To return to Arthur’s question: what sort of pupils benefit most from a school’s participation in Teach First? We didn’t answer this in my original paper with Jay Allnutt, but I’ve re-opened up our datasets to have a look. In the paper we compare the performance of a particular pupil across their core subjects of GCSE English, maths and science to see how well the pupil performs in the department(s) who chose to take Teach First participants, compared to those who did not. We showed that departments taking on Teach First participants were more ineffective than others within the same school before joining Teach First (scoring about 10% of a GCSE grade worse), but that by years two and three of participation they were outperforming their neighbouring departments who did not join Teach First (by about 15% of a GCSE grade).
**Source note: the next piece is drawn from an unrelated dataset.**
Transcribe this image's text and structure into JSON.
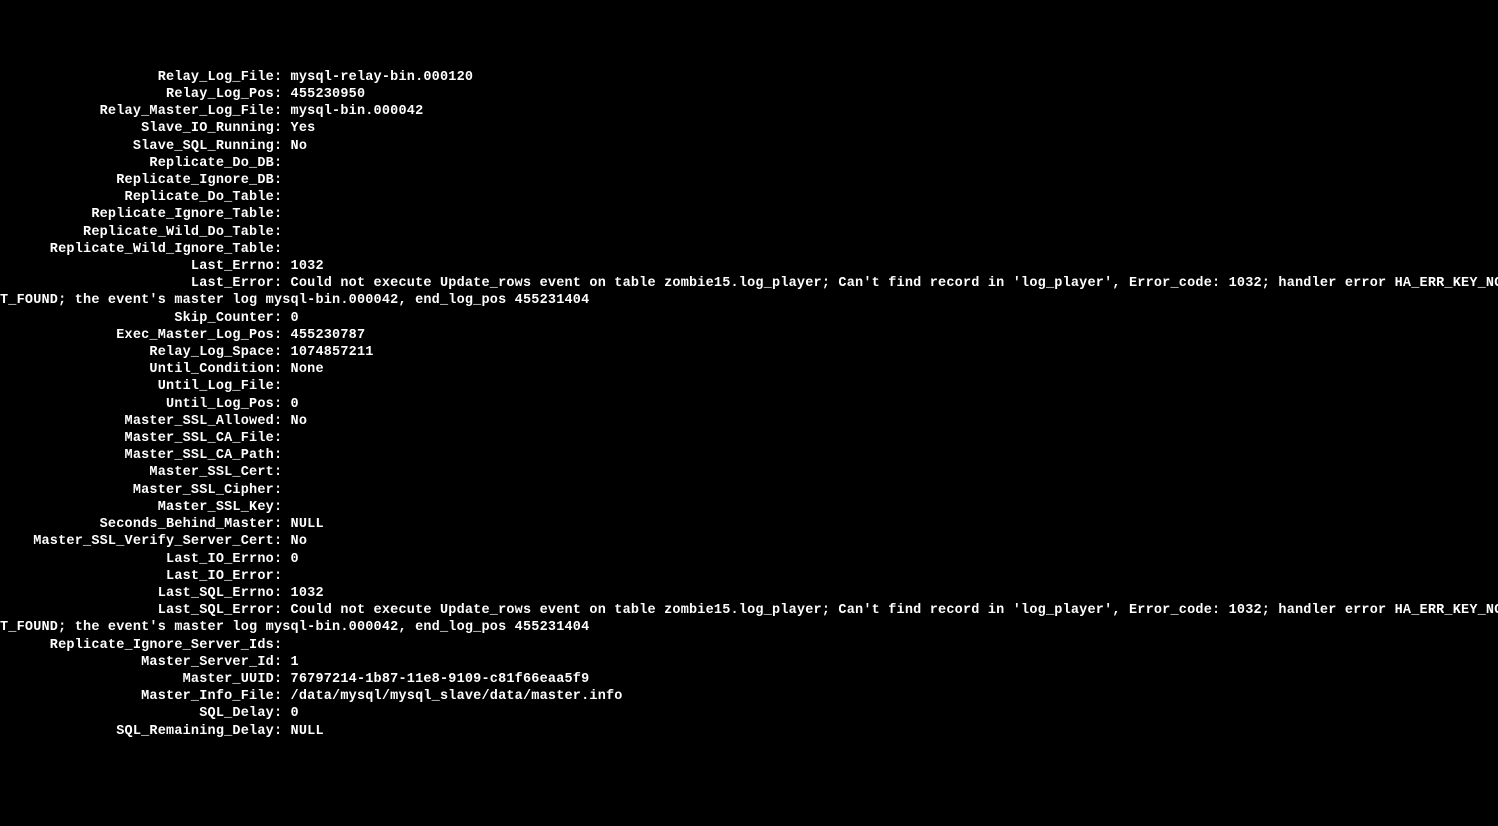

To mirror the analysis of Machin and Silva on academies, I looked at how lower and higher ability children responded to the presence of Teach First participants in the department. The chart below shows that the overall pattern of impact of Teach First is similar for children across the ability distribution. Those scoring in either the top 10% or bottom 10% at Key Stage two do not appear to be particularly suffering in their attainment within the department who will soon join Teach First. (We can only speculate as to why – e.g. very high achieving pupils have strategies and other support systems for overcoming any teacher quality issues; very low prior attainment pupils have specific circumstances that dominate GCSE grades across all subjects.) In years two and three after joining Teach First, it appears that improvements in attainment are shared across the ability spectrum. It is hard to make claims as to why this should be so, not least because Teach First themselves have not systematically collected information on what year groups and which ability sets within year groups their participants are teaching.


Finally, to answer the question that Arthur Baker was most interested in, this chart shows that the responsiveness of free school meals pupils to the placement of Teach First participants in departments is very similar to the response of other pupils. If anything, the free school meals pupils appear to benefit a little more (and this difference is statistically significant in year two).


Do we really have to wait a whole year for researched2014?

Others have blogged about researched2013 and how great it was. I want researched2014 to be just like researched2013 because it was perfect. But just in case Tom Bennett and Helene decide to tamper with the current model, here are seven (it’s always 3 or 7) minor modifications I’d vote for:

  1. Many participants were tweeters, so wifi is pretty important. But if we get wifi next year our phone batteries will run down, so we’ll need a phone charging station too.
  2. Let’s have a consistent hashtag next time. How about #resed2014 compromise, or am I just encouraging further hashtag proliferation? (And what about a screen somewhere showing the tweets as they appear?)
  3. Participant lists are really useful for people who like stalking at or after the conference
  4. If we’d had twitter avatars and handles on our name badges I would have been able to spot Andrew Old!
  5. It was fine having no lunch break. Lunch breaks just produce huge queues. How about charging everyone for a lunch bag in the ticket price that they can pick up and eat anytime?
  6. Dulwich College worked pretty well but it was so hard to get to! Some of us visited a Dulwich village pub afterwards. I couldn’t stay long, but met even more new people and learnt about Croydon schools and English GCSE controlled assessment! Can we have a venue nearer a nice pub please?
  7. Laura McInerney‘s (say “mac-in-errr-knee”) session on #touchpaper problems is the one I’m still thinking about because it was participatory and left us something very specific to think about. I thought about running a more interactive session myself, but chickened out. Conventional talks are great, but perhaps a little more audience participation (or homework!) might be nice for next year?

I hope we don’t have to wait until September 2014 to engage with researched stuff again. It is probably unreasonable to expect Tom Bennett to do everything for us (please Tom?), so I guess we each have to make some sort of tiny contribution. What is yours going to be?